Why do things stick? The physics of adhesion and adsorption in biological systems

Karin Jacobs / Saarland University, Saarbrücken, Germany

April 18, 2024, 3-4 pm CEST

Online live talk

Introduction

"Sticking" is a sloppy description that does not include an explanation why two objects stay together. In biological systems, the terms adhesion, adsorption or "tethering" are used. However, when covalent or ionic bonds are not involved, attractive intermolecular forces are mainly responsible for “sticking”. In our experiments, we try to find the main players in the "zoo" of intermolecular forces in order to specifically influence the interactions. Bacterial interactions are a good example: How do bacteria adhere? How can adhesion be reduced or increased? Is a metal door handle better or worse than a plastic one? The main experimental method is "single-cell force spectroscopy", which uses an AFM to record force-distance curves with a single living bacterial cell as the probe. MC simulations help to interpret the curves. The findings have the potential to optimize oral hygiene practices, design bacteria-resistant surfaces and refine implant materials.

Karin Jacobs
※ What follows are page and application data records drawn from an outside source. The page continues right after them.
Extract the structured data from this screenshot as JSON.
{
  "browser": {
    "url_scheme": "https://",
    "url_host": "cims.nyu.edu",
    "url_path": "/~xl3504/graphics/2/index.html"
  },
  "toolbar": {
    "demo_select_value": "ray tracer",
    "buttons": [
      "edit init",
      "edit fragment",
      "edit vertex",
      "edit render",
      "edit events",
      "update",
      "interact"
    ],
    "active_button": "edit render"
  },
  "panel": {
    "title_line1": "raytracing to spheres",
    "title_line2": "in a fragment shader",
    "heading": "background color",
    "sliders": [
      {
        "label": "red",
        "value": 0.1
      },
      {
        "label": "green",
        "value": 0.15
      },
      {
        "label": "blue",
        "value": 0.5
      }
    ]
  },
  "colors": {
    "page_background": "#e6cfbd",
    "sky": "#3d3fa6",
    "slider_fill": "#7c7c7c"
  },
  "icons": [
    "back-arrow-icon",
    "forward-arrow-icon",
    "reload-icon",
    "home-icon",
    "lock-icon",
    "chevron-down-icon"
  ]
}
is a physicist and her research subjects span from functionalizing surfaces and tailoring wetting properties to the analysis and control of adhesion and biofilm formation. She and her team try to identify general physical rules to explain biophysical phenomena, often in close collaboration with teams in microbiology or in theoretical physics. Karin studied physics at Constance University, Germany. Passing career stages as postdoc at the Max-Planck-Institute for Colloid and Interface Research in Berlin/Golm, research assistant at Ulm Universtiy, project leader at Bayer AG in Leverkusen and several stays abroad in Israel and Australia, she took up a chair in experimental physics at Saarland University in 2002. Since 2014, she is awarded a 3y-Fellow of the Leibniz-Institute for New Materials INM in Sarbrücken. She coordinated a priority program of the German Research Foundation DFG focussing on microfluidics and is panel and research member of the DFG collaborative research center SFB 1027, which is devoted to biophysical research topics. In April 2015, she was elected as a member of the Academy of Sciences and Literature | Mainz and in 2022, a member of the Göttingen Academy of Sciences. Since summer 2021, she also acts as Vice President of the German Science foundation.